Some years after his political career ended, Gantt remained about the experience. “I think it [his candidacies] opened up all kinds of possibilities,” Gantt said. “The clout of blacks in the Democratic Party was demonstrated in the primary wins that I had in 1990 and 1996, against strong candidates. People saw a wider opportunity for diversity in politics because while such candidates were narrowly unsuccessful they clearly demonstrated that in a relatively short period of time, black candidates may be elected governor or senator one day.”
At the beginning of the twenty-first century, Gantt Huberman Architects was a large Charlotte firm with forty-two architects and interior designers. It was chosen to design the Charlotte Transportation Center and the TransAmerica Center in Charlotte, and held contracts as far away as New York. The firm had won numerous awards for its buildings, including an AIA award for student housing at the University of North Carolina at Charlotte and a similar award from the Charlotte Chapter of the AIA for the Charlotte Transportation Center.
TransAmerica Square in uptown Charlotte (Fourth Ward).
Charlotte Transportation Center in uptown (First Ward).
“People always ask me if Harvey is still practicing architecture because of his high profile,” Huberman said. “Harvey’s first love has always been architecture.
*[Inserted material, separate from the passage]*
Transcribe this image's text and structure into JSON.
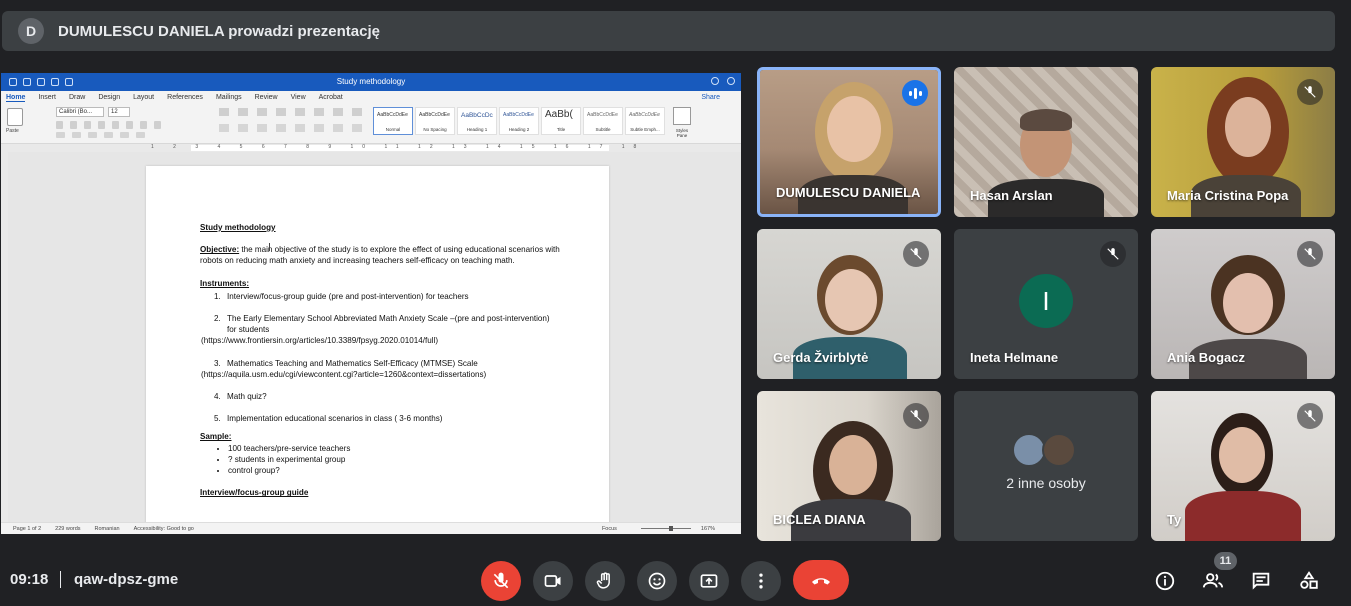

He practiced architecture even during his days as mayor and his two runs for the United States senate. People will tell you that even during meetings he was always drawing and sketching.”
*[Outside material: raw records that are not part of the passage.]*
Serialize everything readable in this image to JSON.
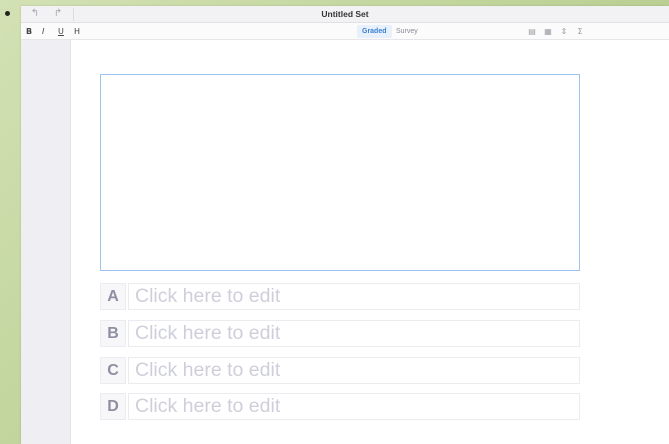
{
  "window": {
    "title": "Untitled Set"
  },
  "titlebar": {
    "back_icon": "arrow-left-icon",
    "forward_icon": "arrow-right-icon",
    "back_glyph": "↰",
    "forward_glyph": "↱"
  },
  "toolbar": {
    "format_buttons": [
      {
        "label": "B",
        "icon": "bold-icon"
      },
      {
        "label": "I",
        "icon": "italic-icon"
      },
      {
        "label": "U",
        "icon": "underline-icon"
      },
      {
        "label": "H",
        "icon": "heading-icon"
      }
    ],
    "mode_tabs": [
      {
        "label": "Graded",
        "selected": true
      },
      {
        "label": "Survey",
        "selected": false
      }
    ],
    "right_icons": [
      {
        "name": "insert-image-icon",
        "glyph": "▤"
      },
      {
        "name": "insert-table-icon",
        "glyph": "▦"
      },
      {
        "name": "insert-slider-icon",
        "glyph": "⇕"
      },
      {
        "name": "sigma-icon",
        "glyph": "Σ"
      }
    ]
  },
  "question": {
    "placeholder": ""
  },
  "choices": [
    {
      "letter": "A",
      "placeholder": "Click here to edit"
    },
    {
      "letter": "B",
      "placeholder": "Click here to edit"
    },
    {
      "letter": "C",
      "placeholder": "Click here to edit"
    },
    {
      "letter": "D",
      "placeholder": "Click here to edit"
    }
  ],
  "colors": {
    "accent": "#3b7fd0",
    "question_border": "#9cc4ec",
    "placeholder_text": "#cfcfdb",
    "desktop_bg": "#bfd49a"
  }
}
Huberman said Gantt’s lasting legacy from his political service is his ability to act as consensus-builder. “He has always worked very hard to lead others with different ideas into a unified point of view of perspective,” Huberman said. “He brought with his background in architecture and planning with him. When he was mayor of Charlotte his foresight and knowledge gave him a view of what the city could be.”
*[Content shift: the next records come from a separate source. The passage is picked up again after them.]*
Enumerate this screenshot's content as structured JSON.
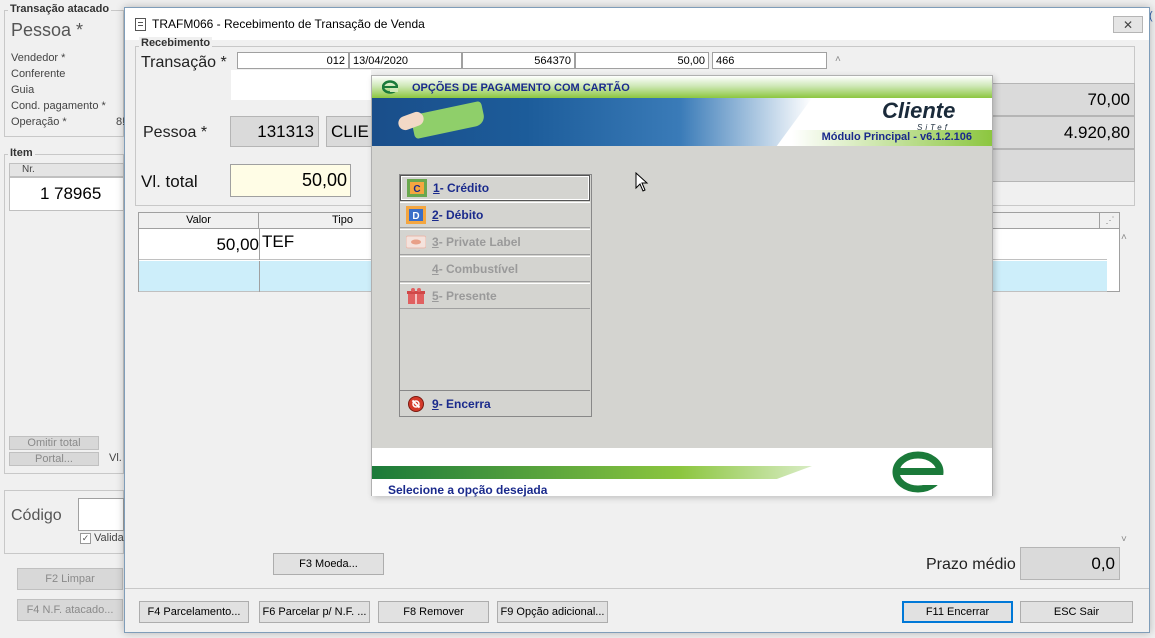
{
  "bg": {
    "group_title": "Transação atacado",
    "pessoa_label": "Pessoa *",
    "fields": [
      "Vendedor *",
      "Conferente",
      "Guia",
      "Cond. pagamento *",
      "Operação *"
    ],
    "operacao_value": "8!",
    "item_title": "Item",
    "item_col_nr": "Nr.",
    "item_row_nr": "1",
    "item_row_code": "78965",
    "omitir_total": "Omitir total",
    "portal": "Portal...",
    "vl_label": "Vl.",
    "codigo_label": "Código",
    "valida_label": "Valida",
    "f2": "F2 Limpar",
    "f4_nf": "F4 N.F. atacado...",
    "right_edge": "("
  },
  "dialog": {
    "title": "TRAFM066 - Recebimento de Transação de Venda",
    "section": "Recebimento",
    "transacao_label": "Transação *",
    "transacao_fields": [
      "012",
      "13/04/2020",
      "564370",
      "50,00",
      "466"
    ],
    "pessoa_label": "Pessoa *",
    "pessoa_code": "131313",
    "pessoa_name": "CLIE",
    "vl_total_label": "Vl. total",
    "vl_total_value": "50,00",
    "right_values": [
      "70,00",
      "4.920,80"
    ],
    "grid_headers": [
      "Valor",
      "Tipo"
    ],
    "grid_rows": [
      {
        "valor": "50,00",
        "tipo": "TEF"
      }
    ],
    "f3_moeda": "F3 Moeda...",
    "prazo_label": "Prazo médio",
    "prazo_value": "0,0",
    "buttons": [
      "F4 Parcelamento...",
      "F6 Parcelar p/ N.F. ...",
      "F8 Remover",
      "F9 Opção adicional...",
      "F11 Encerrar",
      "ESC Sair"
    ]
  },
  "popup": {
    "title": "OPÇÕES DE PAGAMENTO COM CARTÃO",
    "brand": "Cliente",
    "brand_sub": "SiTef",
    "module": "Módulo Principal - v6.1.2.106",
    "options": [
      {
        "key": "1",
        "label": " - Crédito",
        "enabled": true,
        "icon": "credit-card-icon"
      },
      {
        "key": "2",
        "label": " - Débito",
        "enabled": true,
        "icon": "debit-card-icon"
      },
      {
        "key": "3",
        "label": " - Private Label",
        "enabled": false,
        "icon": "private-label-icon"
      },
      {
        "key": "4",
        "label": " - Combustível",
        "enabled": false,
        "icon": ""
      },
      {
        "key": "5",
        "label": " - Presente",
        "enabled": false,
        "icon": "gift-icon"
      }
    ],
    "close": {
      "key": "9",
      "label": " - Encerra"
    },
    "status": "Selecione a opção desejada"
  }
}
Gantt was recognized in 1987 as a fellow of the AIA. He served on the North Carolina Board of Architecture, on the AIA National Minority Services Committee, as a juror on numerous design awards programs, and as a member of the accreditation committees at the schools of architecture at Howard University and Southern University. He was lecturer and visiting critic at colleges and universities all across the nation, including Hampton, Yale, Cornell, University of North Carolina at Chapel Hill, Michigan, Tuskegee, North Carolina A & T State University, and Virginia Polytechnic Institute.
Together he and his wife Lucinda (Brawley) Gantt, who was the second black student at Clemson, had four children: Sonja, Erika, Angela and Adam. Their daughter, Sonja Gantt, was a 20-year news anchor at WCNC-TV in Charlotte, but recently took another role as the executive director of the Charlotte-Mecklenburg County Public Schools Foundation, a 501(c)3 nonprofit that collects donations to supplement educational programs.
Needless to say, I was proud to have earned a Harvey B. Gantt scholarship while in college. He was and continues to be a role model for me and for many.
Until next week!
Email me at chris@704Shop.com if you have interesting Charlotte facts you’d like to share or just to provide feedback!
Information taken from:
The North Carolina Century, Tar Heels Who Made a Difference, 1900-2000, 2002, Howard E. Covington, Jr. and Marion A. Ellis, Coeditors.
Some content reworded or updated. Additional commentary added.
“We have to do with the past only as we can make it useful to the present and the future.” – Frederick Douglass